  • The Brooklyn Dodgers and the Milwaukee Brewers are the only teams to have three players accomplish the "three-homer at home" feat in the same season.  In 1950, fans at Ebbets Field saw Duke Snider, Gil Hodges and Tommy Brown go deep three times in one game.  Similarly, Miller Park season-ticket holders in 2011 witnessed Corey Hart, Casey McGehee and Prince Fielder circle the bases thrice in the same game.
  • Although no Mets player has ever hit three homers in a game at home, four opposing players had three-homer games against the Mets in New York.  St. Louis' Stan Musial was the first to do so, smacking three bombs at the Polo Grounds on July 8, 1962.  Dick Allen of the Philadelphia Phillies became the first player to hit three home runs in a game at Shea Stadium on September 29, 1968.  A decade later, Cincinnati's Pete Rose became the most unlikely candidate to have a three-homer game at Shea when he circled the bases three times on April 29, 1978.  It was the only time Rose hit three home runs in a single game in his 24-year career.  Finally, former Met Dave Kingman launched three long balls at Shea Stadium as a member of the Chicago Cubs on July 28, 1979.
  • No Mets player has ever hit three homers in a home game.  But seven players have hit three blasts in the same game against the Mets in their home ballparks, with one of the seven doing it twice.  Willie McCovey of the San Francisco Giants victimized the Mets at Candlestick Park in 1963 and 1966.  The next three times a player hit a trio of home runs in a home game against the Mets, those players were wearing Cubs uniforms.  Adolfo Phillips (1967), Billy Williams (1968) and Tuffy Rhodes (1994) gave a total of nine souvenirs to the Bleacher Bums at Wrigley Field, courtesy of various Mets pitchers.  The other three players to hit three homers in a home game against the Mets were Detroit's Bobby Higginson (1997 at Tiger Stadium), Arizona's Luis Gonzalez (2004 at Bank One Ballpark) and Florida's Cody Ross (2006 at Dolphins Stadium).  Ross's game remains the only time in Marlins history in which one of their own hit three homers in a game at home.
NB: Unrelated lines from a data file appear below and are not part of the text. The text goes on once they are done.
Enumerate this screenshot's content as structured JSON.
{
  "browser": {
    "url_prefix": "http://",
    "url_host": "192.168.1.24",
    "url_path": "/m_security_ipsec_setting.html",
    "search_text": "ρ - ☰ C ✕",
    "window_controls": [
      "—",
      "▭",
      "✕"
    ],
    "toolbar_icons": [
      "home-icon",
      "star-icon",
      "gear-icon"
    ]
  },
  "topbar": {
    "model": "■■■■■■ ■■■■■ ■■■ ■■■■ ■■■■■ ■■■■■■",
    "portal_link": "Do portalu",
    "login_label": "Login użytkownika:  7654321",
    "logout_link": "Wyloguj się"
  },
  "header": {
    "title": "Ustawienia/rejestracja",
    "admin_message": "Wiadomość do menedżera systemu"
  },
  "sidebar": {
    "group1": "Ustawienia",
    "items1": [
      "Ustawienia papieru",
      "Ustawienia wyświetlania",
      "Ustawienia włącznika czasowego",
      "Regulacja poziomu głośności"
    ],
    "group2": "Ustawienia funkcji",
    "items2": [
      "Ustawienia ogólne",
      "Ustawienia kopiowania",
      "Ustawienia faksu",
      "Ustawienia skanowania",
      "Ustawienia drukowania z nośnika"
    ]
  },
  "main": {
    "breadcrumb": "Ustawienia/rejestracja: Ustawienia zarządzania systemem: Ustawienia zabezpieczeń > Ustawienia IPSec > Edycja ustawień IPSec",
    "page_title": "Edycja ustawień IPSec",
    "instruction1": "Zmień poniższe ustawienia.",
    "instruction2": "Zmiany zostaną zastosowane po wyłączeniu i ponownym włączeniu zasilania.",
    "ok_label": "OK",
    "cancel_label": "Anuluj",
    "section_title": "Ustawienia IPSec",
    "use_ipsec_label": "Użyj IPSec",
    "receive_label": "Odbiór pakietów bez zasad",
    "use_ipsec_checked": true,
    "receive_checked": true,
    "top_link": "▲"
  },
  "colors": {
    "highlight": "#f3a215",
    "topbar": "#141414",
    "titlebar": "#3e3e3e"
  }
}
Mets fans have always hated Cody Ross.  After reading this piece, they'll hate him even more.

Since the Mets came into existence in 1962, there have been 175 instances in which a player hit three home runs in the same regular season game at his home ballpark.  In all 175 instances, the player who circled the bases was wearing a uniform that did not say "Mets" on it.

And now, for the second time in Citi Field's short history, the dimensions of the ballpark have been adjusted to supposedly make it easier for the Mets to hit home runs there.  But will those cosmetic changes help produce the first three-homer game by a Mets player in his home whites?  Or will the closer fences allow Mets fans to witness a fifth player in his road grays following in the footsteps of Stan Musial, Dick Allen, Pete Rose and Dave Kingman by taking a trio of trots around the bases in the Mets' home park?

In the 1970s, Schoolhouse Rock once taught us that "Three Is A Magic Number".  It remains to be seen if Citi Field will ever by rocked by a Mets player who believes in the power of three.